→ What the task asks: Beneath this sentence is a set of records; write each of them out exactly.

** Records for this exercise follows **

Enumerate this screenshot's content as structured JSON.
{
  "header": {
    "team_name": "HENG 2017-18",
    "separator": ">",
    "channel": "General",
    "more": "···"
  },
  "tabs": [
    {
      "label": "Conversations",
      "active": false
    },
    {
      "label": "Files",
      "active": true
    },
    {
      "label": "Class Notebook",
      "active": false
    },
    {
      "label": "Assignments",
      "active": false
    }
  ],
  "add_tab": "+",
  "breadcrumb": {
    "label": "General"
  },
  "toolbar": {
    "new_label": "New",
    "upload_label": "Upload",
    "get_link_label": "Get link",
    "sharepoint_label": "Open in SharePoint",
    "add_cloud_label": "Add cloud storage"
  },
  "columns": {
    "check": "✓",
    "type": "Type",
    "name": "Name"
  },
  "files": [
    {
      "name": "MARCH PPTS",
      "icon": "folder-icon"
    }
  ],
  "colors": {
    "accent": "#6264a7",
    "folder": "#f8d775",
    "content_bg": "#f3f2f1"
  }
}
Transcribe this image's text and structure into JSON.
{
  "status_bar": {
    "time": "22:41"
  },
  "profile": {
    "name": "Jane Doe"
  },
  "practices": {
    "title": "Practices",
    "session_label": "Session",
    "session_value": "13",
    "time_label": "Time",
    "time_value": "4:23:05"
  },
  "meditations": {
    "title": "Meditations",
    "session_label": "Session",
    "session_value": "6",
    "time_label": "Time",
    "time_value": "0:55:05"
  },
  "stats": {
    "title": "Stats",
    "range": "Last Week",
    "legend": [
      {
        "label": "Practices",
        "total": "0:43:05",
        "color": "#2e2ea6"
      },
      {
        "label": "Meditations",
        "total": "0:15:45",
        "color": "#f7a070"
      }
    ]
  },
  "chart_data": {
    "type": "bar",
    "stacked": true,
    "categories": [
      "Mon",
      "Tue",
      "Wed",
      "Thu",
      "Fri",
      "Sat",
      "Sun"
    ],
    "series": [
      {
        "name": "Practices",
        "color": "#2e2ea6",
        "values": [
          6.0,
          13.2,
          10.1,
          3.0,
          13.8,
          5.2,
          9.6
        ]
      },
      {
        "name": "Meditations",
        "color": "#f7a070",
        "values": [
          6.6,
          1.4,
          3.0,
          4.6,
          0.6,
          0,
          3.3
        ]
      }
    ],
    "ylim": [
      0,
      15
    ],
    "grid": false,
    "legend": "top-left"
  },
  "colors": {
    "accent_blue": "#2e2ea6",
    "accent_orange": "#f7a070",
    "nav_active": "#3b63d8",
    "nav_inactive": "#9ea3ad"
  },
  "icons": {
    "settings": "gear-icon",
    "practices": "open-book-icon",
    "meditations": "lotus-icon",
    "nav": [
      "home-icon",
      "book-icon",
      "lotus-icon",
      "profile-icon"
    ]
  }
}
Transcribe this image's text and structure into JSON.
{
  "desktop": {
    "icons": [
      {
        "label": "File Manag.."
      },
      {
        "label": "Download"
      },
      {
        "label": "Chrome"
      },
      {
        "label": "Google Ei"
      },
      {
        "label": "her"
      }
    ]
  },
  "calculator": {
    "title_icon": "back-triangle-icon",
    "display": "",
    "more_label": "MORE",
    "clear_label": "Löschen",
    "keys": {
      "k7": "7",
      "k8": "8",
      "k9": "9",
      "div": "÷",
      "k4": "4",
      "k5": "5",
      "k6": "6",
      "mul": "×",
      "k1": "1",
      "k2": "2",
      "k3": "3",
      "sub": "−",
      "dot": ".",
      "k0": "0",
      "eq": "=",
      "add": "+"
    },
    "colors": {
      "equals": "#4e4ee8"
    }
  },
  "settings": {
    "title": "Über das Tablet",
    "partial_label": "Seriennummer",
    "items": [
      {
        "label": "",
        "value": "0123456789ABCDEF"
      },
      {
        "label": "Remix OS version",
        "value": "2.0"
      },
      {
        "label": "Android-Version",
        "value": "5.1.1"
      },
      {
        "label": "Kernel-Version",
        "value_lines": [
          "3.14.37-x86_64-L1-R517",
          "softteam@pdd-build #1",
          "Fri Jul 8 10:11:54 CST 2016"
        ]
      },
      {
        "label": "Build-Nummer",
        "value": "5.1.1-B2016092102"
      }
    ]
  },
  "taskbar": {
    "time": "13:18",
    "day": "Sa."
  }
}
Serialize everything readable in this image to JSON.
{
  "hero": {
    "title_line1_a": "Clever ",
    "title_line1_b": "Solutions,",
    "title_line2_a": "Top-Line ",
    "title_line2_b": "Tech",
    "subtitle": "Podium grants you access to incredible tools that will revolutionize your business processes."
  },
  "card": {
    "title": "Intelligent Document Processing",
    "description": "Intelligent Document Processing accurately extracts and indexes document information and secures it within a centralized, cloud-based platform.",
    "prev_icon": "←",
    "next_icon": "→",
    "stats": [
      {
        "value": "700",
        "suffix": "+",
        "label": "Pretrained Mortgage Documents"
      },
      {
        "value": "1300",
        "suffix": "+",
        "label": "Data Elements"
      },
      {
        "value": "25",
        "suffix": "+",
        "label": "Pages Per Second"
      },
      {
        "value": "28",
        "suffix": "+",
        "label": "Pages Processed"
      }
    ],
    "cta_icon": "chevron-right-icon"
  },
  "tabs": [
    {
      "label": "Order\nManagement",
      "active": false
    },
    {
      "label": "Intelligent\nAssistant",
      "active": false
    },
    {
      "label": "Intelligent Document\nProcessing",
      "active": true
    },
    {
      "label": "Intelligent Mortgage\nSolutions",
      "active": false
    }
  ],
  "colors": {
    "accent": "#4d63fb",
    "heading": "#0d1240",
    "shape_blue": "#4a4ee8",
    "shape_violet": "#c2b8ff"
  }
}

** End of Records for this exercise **

→ Answer section:
Enumerate this screenshot's content as structured JSON.
{
  "header": {
    "team_name": "HENG 2017-18",
    "separator": ">",
    "channel": "General",
    "more": "···"
  },
  "tabs": [
    {
      "label": "Conversations",
      "active": false
    },
    {
      "label": "Files",
      "active": true
    },
    {
      "label": "Class Notebook",
      "active": false
    },
    {
      "label": "Assignments",
      "active": false
    }
  ],
  "add_tab": "+",
  "breadcrumb": {
    "label": "General"
  },
  "toolbar": {
    "new_label": "New",
    "upload_label": "Upload",
    "get_link_label": "Get link",
    "sharepoint_label": "Open in SharePoint",
    "add_cloud_label": "Add cloud storage"
  },
  "columns": {
    "check": "✓",
    "type": "Type",
    "name": "Name"
  },
  "files": [
    {
      "name": "MARCH PPTS",
      "icon": "folder-icon"
    }
  ],
  "colors": {
    "accent": "#6264a7",
    "folder": "#f8d775",
    "content_bg": "#f3f2f1"
  }
}
Transcribe this image's text and structure into JSON.
{
  "status_bar": {
    "time": "22:41"
  },
  "profile": {
    "name": "Jane Doe"
  },
  "practices": {
    "title": "Practices",
    "session_label": "Session",
    "session_value": "13",
    "time_label": "Time",
    "time_value": "4:23:05"
  },
  "meditations": {
    "title": "Meditations",
    "session_label": "Session",
    "session_value": "6",
    "time_label": "Time",
    "time_value": "0:55:05"
  },
  "stats": {
    "title": "Stats",
    "range": "Last Week",
    "legend": [
      {
        "label": "Practices",
        "total": "0:43:05",
        "color": "#2e2ea6"
      },
      {
        "label": "Meditations",
        "total": "0:15:45",
        "color": "#f7a070"
      }
    ]
  },
  "chart_data": {
    "type": "bar",
    "stacked": true,
    "categories": [
      "Mon",
      "Tue",
      "Wed",
      "Thu",
      "Fri",
      "Sat",
      "Sun"
    ],
    "series": [
      {
        "name": "Practices",
        "color": "#2e2ea6",
        "values": [
          6.0,
          13.2,
          10.1,
          3.0,
          13.8,
          5.2,
          9.6
        ]
      },
      {
        "name": "Meditations",
        "color": "#f7a070",
        "values": [
          6.6,
          1.4,
          3.0,
          4.6,
          0.6,
          0,
          3.3
        ]
      }
    ],
    "ylim": [
      0,
      15
    ],
    "grid": false,
    "legend": "top-left"
  },
  "colors": {
    "accent_blue": "#2e2ea6",
    "accent_orange": "#f7a070",
    "nav_active": "#3b63d8",
    "nav_inactive": "#9ea3ad"
  },
  "icons": {
    "settings": "gear-icon",
    "practices": "open-book-icon",
    "meditations": "lotus-icon",
    "nav": [
      "home-icon",
      "book-icon",
      "lotus-icon",
      "profile-icon"
    ]
  }
}
Transcribe this image's text and structure into JSON.
{
  "desktop": {
    "icons": [
      {
        "label": "File Manag.."
      },
      {
        "label": "Download"
      },
      {
        "label": "Chrome"
      },
      {
        "label": "Google Ei"
      },
      {
        "label": "her"
      }
    ]
  },
  "calculator": {
    "title_icon": "back-triangle-icon",
    "display": "",
    "more_label": "MORE",
    "clear_label": "Löschen",
    "keys": {
      "k7": "7",
      "k8": "8",
      "k9": "9",
      "div": "÷",
      "k4": "4",
      "k5": "5",
      "k6": "6",
      "mul": "×",
      "k1": "1",
      "k2": "2",
      "k3": "3",
      "sub": "−",
      "dot": ".",
      "k0": "0",
      "eq": "=",
      "add": "+"
    },
    "colors": {
      "equals": "#4e4ee8"
    }
  },
  "settings": {
    "title": "Über das Tablet",
    "partial_label": "Seriennummer",
    "items": [
      {
        "label": "",
        "value": "0123456789ABCDEF"
      },
      {
        "label": "Remix OS version",
        "value": "2.0"
      },
      {
        "label": "Android-Version",
        "value": "5.1.1"
      },
      {
        "label": "Kernel-Version",
        "value_lines": [
          "3.14.37-x86_64-L1-R517",
          "softteam@pdd-build #1",
          "Fri Jul 8 10:11:54 CST 2016"
        ]
      },
      {
        "label": "Build-Nummer",
        "value": "5.1.1-B2016092102"
      }
    ]
  },
  "taskbar": {
    "time": "13:18",
    "day": "Sa."
  }
}
Serialize everything readable in this image to JSON.
{
  "hero": {
    "title_line1_a": "Clever ",
    "title_line1_b": "Solutions,",
    "title_line2_a": "Top-Line ",
    "title_line2_b": "Tech",
    "subtitle": "Podium grants you access to incredible tools that will revolutionize your business processes."
  },
  "card": {
    "title": "Intelligent Document Processing",
    "description": "Intelligent Document Processing accurately extracts and indexes document information and secures it within a centralized, cloud-based platform.",
    "prev_icon": "←",
    "next_icon": "→",
    "stats": [
      {
        "value": "700",
        "suffix": "+",
        "label": "Pretrained Mortgage Documents"
      },
      {
        "value": "1300",
        "suffix": "+",
        "label": "Data Elements"
      },
      {
        "value": "25",
        "suffix": "+",
        "label": "Pages Per Second"
      },
      {
        "value": "28",
        "suffix": "+",
        "label": "Pages Processed"
      }
    ],
    "cta_icon": "chevron-right-icon"
  },
  "tabs": [
    {
      "label": "Order\nManagement",
      "active": false
    },
    {
      "label": "Intelligent\nAssistant",
      "active": false
    },
    {
      "label": "Intelligent Document\nProcessing",
      "active": true
    },
    {
      "label": "Intelligent Mortgage\nSolutions",
      "active": false
    }
  ],
  "colors": {
    "accent": "#4d63fb",
    "heading": "#0d1240",
    "shape_blue": "#4a4ee8",
    "shape_violet": "#c2b8ff"
  }
}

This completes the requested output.